─── AVAILABLE DATA
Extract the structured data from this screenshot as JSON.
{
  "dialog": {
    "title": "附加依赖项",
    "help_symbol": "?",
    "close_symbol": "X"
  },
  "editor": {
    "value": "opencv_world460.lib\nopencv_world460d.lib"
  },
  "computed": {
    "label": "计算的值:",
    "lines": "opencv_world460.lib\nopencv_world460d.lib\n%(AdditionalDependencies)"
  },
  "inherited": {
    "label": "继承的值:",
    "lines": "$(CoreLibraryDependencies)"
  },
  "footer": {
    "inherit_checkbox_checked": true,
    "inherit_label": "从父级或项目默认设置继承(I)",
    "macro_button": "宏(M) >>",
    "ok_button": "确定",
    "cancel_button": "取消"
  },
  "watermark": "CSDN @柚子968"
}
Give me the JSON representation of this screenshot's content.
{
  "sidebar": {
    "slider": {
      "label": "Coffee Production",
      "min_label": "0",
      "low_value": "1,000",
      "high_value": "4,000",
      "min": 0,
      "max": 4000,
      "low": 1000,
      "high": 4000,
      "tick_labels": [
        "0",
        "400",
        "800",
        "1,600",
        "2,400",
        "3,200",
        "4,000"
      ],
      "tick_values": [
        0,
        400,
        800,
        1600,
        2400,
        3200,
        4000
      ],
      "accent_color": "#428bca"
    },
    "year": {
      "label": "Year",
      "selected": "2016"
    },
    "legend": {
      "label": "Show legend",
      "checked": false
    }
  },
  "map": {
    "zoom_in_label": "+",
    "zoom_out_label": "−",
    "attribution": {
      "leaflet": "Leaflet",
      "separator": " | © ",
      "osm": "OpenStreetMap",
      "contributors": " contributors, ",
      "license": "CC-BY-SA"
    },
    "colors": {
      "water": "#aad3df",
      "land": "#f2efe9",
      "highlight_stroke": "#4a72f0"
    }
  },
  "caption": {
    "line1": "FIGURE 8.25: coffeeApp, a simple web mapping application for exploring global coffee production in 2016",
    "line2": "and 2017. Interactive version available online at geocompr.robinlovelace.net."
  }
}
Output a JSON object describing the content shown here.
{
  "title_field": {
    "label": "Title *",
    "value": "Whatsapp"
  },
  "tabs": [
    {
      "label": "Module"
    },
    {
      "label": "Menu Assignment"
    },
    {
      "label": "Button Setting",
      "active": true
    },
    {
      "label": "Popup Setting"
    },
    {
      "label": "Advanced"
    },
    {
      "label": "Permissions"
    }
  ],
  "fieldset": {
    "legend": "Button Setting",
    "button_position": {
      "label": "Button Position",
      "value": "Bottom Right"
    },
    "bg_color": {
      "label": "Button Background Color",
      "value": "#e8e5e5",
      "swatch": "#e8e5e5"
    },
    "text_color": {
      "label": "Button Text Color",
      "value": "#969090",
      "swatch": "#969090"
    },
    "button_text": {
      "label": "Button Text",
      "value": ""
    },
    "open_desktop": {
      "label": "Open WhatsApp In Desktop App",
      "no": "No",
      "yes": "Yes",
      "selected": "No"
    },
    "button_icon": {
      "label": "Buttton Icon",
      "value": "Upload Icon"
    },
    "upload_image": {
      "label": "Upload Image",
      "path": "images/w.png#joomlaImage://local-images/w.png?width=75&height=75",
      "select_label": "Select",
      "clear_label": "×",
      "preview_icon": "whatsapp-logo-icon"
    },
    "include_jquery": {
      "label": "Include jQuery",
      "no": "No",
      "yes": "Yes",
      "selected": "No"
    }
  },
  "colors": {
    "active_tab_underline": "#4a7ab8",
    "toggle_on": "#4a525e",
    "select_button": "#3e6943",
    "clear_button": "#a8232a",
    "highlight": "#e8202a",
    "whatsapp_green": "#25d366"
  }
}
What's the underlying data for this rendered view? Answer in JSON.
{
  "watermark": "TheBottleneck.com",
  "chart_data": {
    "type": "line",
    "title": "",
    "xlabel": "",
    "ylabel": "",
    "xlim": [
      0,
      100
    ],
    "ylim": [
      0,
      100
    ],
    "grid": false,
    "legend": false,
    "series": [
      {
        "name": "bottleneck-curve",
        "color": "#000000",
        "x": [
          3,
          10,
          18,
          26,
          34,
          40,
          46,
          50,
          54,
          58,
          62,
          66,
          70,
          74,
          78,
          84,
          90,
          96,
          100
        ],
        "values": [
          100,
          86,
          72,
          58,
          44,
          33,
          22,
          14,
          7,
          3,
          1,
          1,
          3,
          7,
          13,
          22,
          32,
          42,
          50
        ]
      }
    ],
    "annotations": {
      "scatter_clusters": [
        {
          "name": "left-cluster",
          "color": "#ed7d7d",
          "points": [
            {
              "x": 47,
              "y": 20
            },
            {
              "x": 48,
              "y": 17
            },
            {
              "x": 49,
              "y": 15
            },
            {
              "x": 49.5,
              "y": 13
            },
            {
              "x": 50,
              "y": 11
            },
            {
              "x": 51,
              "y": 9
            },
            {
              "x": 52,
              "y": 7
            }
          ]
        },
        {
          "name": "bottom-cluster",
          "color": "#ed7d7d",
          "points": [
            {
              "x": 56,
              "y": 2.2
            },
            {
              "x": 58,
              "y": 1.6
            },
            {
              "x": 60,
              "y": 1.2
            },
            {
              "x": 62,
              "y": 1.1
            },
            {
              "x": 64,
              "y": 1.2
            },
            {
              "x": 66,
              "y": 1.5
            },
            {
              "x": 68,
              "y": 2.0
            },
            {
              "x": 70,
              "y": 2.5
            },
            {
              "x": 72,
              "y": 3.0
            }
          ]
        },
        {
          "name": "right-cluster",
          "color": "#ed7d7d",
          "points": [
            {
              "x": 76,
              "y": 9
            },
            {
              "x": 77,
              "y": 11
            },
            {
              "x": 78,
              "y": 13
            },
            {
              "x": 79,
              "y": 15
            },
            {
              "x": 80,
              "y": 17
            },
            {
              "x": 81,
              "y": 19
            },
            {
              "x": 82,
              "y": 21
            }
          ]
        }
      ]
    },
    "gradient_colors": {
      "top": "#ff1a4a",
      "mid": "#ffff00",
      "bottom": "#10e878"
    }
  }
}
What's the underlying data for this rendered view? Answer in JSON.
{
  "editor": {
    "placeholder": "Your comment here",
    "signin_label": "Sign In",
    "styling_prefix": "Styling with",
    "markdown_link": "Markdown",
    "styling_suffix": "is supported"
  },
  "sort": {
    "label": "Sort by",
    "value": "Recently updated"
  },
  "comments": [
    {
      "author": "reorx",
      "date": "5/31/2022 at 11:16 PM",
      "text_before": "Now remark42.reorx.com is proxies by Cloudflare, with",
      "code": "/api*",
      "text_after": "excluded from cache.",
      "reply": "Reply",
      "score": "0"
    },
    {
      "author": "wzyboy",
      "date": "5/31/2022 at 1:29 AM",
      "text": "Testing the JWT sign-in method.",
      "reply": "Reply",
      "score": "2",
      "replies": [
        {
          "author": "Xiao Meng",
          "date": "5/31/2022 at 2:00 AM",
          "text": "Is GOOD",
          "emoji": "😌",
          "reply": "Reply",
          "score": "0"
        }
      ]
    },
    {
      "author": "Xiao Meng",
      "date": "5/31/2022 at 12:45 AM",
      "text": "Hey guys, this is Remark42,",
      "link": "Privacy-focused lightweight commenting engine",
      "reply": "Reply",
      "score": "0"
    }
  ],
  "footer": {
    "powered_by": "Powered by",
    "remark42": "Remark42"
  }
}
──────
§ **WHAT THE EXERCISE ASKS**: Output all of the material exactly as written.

§ **EXERCISE ANSWER**:
Extract the structured data from this screenshot as JSON.
{
  "dialog": {
    "title": "附加依赖项",
    "help_symbol": "?",
    "close_symbol": "X"
  },
  "editor": {
    "value": "opencv_world460.lib\nopencv_world460d.lib"
  },
  "computed": {
    "label": "计算的值:",
    "lines": "opencv_world460.lib\nopencv_world460d.lib\n%(AdditionalDependencies)"
  },
  "inherited": {
    "label": "继承的值:",
    "lines": "$(CoreLibraryDependencies)"
  },
  "footer": {
    "inherit_checkbox_checked": true,
    "inherit_label": "从父级或项目默认设置继承(I)",
    "macro_button": "宏(M) >>",
    "ok_button": "确定",
    "cancel_button": "取消"
  },
  "watermark": "CSDN @柚子968"
}
Give me the JSON representation of this screenshot's content.
{
  "sidebar": {
    "slider": {
      "label": "Coffee Production",
      "min_label": "0",
      "low_value": "1,000",
      "high_value": "4,000",
      "min": 0,
      "max": 4000,
      "low": 1000,
      "high": 4000,
      "tick_labels": [
        "0",
        "400",
        "800",
        "1,600",
        "2,400",
        "3,200",
        "4,000"
      ],
      "tick_values": [
        0,
        400,
        800,
        1600,
        2400,
        3200,
        4000
      ],
      "accent_color": "#428bca"
    },
    "year": {
      "label": "Year",
      "selected": "2016"
    },
    "legend": {
      "label": "Show legend",
      "checked": false
    }
  },
  "map": {
    "zoom_in_label": "+",
    "zoom_out_label": "−",
    "attribution": {
      "leaflet": "Leaflet",
      "separator": " | © ",
      "osm": "OpenStreetMap",
      "contributors": " contributors, ",
      "license": "CC-BY-SA"
    },
    "colors": {
      "water": "#aad3df",
      "land": "#f2efe9",
      "highlight_stroke": "#4a72f0"
    }
  },
  "caption": {
    "line1": "FIGURE 8.25: coffeeApp, a simple web mapping application for exploring global coffee production in 2016",
    "line2": "and 2017. Interactive version available online at geocompr.robinlovelace.net."
  }
}
Output a JSON object describing the content shown here.
{
  "title_field": {
    "label": "Title *",
    "value": "Whatsapp"
  },
  "tabs": [
    {
      "label": "Module"
    },
    {
      "label": "Menu Assignment"
    },
    {
      "label": "Button Setting",
      "active": true
    },
    {
      "label": "Popup Setting"
    },
    {
      "label": "Advanced"
    },
    {
      "label": "Permissions"
    }
  ],
  "fieldset": {
    "legend": "Button Setting",
    "button_position": {
      "label": "Button Position",
      "value": "Bottom Right"
    },
    "bg_color": {
      "label": "Button Background Color",
      "value": "#e8e5e5",
      "swatch": "#e8e5e5"
    },
    "text_color": {
      "label": "Button Text Color",
      "value": "#969090",
      "swatch": "#969090"
    },
    "button_text": {
      "label": "Button Text",
      "value": ""
    },
    "open_desktop": {
      "label": "Open WhatsApp In Desktop App",
      "no": "No",
      "yes": "Yes",
      "selected": "No"
    },
    "button_icon": {
      "label": "Buttton Icon",
      "value": "Upload Icon"
    },
    "upload_image": {
      "label": "Upload Image",
      "path": "images/w.png#joomlaImage://local-images/w.png?width=75&height=75",
      "select_label": "Select",
      "clear_label": "×",
      "preview_icon": "whatsapp-logo-icon"
    },
    "include_jquery": {
      "label": "Include jQuery",
      "no": "No",
      "yes": "Yes",
      "selected": "No"
    }
  },
  "colors": {
    "active_tab_underline": "#4a7ab8",
    "toggle_on": "#4a525e",
    "select_button": "#3e6943",
    "clear_button": "#a8232a",
    "highlight": "#e8202a",
    "whatsapp_green": "#25d366"
  }
}
What's the underlying data for this rendered view? Answer in JSON.
{
  "watermark": "TheBottleneck.com",
  "chart_data": {
    "type": "line",
    "title": "",
    "xlabel": "",
    "ylabel": "",
    "xlim": [
      0,
      100
    ],
    "ylim": [
      0,
      100
    ],
    "grid": false,
    "legend": false,
    "series": [
      {
        "name": "bottleneck-curve",
        "color": "#000000",
        "x": [
          3,
          10,
          18,
          26,
          34,
          40,
          46,
          50,
          54,
          58,
          62,
          66,
          70,
          74,
          78,
          84,
          90,
          96,
          100
        ],
        "values": [
          100,
          86,
          72,
          58,
          44,
          33,
          22,
          14,
          7,
          3,
          1,
          1,
          3,
          7,
          13,
          22,
          32,
          42,
          50
        ]
      }
    ],
    "annotations": {
      "scatter_clusters": [
        {
          "name": "left-cluster",
          "color": "#ed7d7d",
          "points": [
            {
              "x": 47,
              "y": 20
            },
            {
              "x": 48,
              "y": 17
            },
            {
              "x": 49,
              "y": 15
            },
            {
              "x": 49.5,
              "y": 13
            },
            {
              "x": 50,
              "y": 11
            },
            {
              "x": 51,
              "y": 9
            },
            {
              "x": 52,
              "y": 7
            }
          ]
        },
        {
          "name": "bottom-cluster",
          "color": "#ed7d7d",
          "points": [
            {
              "x": 56,
              "y": 2.2
            },
            {
              "x": 58,
              "y": 1.6
            },
            {
              "x": 60,
              "y": 1.2
            },
            {
              "x": 62,
              "y": 1.1
            },
            {
              "x": 64,
              "y": 1.2
            },
            {
              "x": 66,
              "y": 1.5
            },
            {
              "x": 68,
              "y": 2.0
            },
            {
              "x": 70,
              "y": 2.5
            },
            {
              "x": 72,
              "y": 3.0
            }
          ]
        },
        {
          "name": "right-cluster",
          "color": "#ed7d7d",
          "points": [
            {
              "x": 76,
              "y": 9
            },
            {
              "x": 77,
              "y": 11
            },
            {
              "x": 78,
              "y": 13
            },
            {
              "x": 79,
              "y": 15
            },
            {
              "x": 80,
              "y": 17
            },
            {
              "x": 81,
              "y": 19
            },
            {
              "x": 82,
              "y": 21
            }
          ]
        }
      ]
    },
    "gradient_colors": {
      "top": "#ff1a4a",
      "mid": "#ffff00",
      "bottom": "#10e878"
    }
  }
}
What's the underlying data for this rendered view? Answer in JSON.
{
  "editor": {
    "placeholder": "Your comment here",
    "signin_label": "Sign In",
    "styling_prefix": "Styling with",
    "markdown_link": "Markdown",
    "styling_suffix": "is supported"
  },
  "sort": {
    "label": "Sort by",
    "value": "Recently updated"
  },
  "comments": [
    {
      "author": "reorx",
      "date": "5/31/2022 at 11:16 PM",
      "text_before": "Now remark42.reorx.com is proxies by Cloudflare, with",
      "code": "/api*",
      "text_after": "excluded from cache.",
      "reply": "Reply",
      "score": "0"
    },
    {
      "author": "wzyboy",
      "date": "5/31/2022 at 1:29 AM",
      "text": "Testing the JWT sign-in method.",
      "reply": "Reply",
      "score": "2",
      "replies": [
        {
          "author": "Xiao Meng",
          "date": "5/31/2022 at 2:00 AM",
          "text": "Is GOOD",
          "emoji": "😌",
          "reply": "Reply",
          "score": "0"
        }
      ]
    },
    {
      "author": "Xiao Meng",
      "date": "5/31/2022 at 12:45 AM",
      "text": "Hey guys, this is Remark42,",
      "link": "Privacy-focused lightweight commenting engine",
      "reply": "Reply",
      "score": "0"
    }
  ],
  "footer": {
    "powered_by": "Powered by",
    "remark42": "Remark42"
  }
}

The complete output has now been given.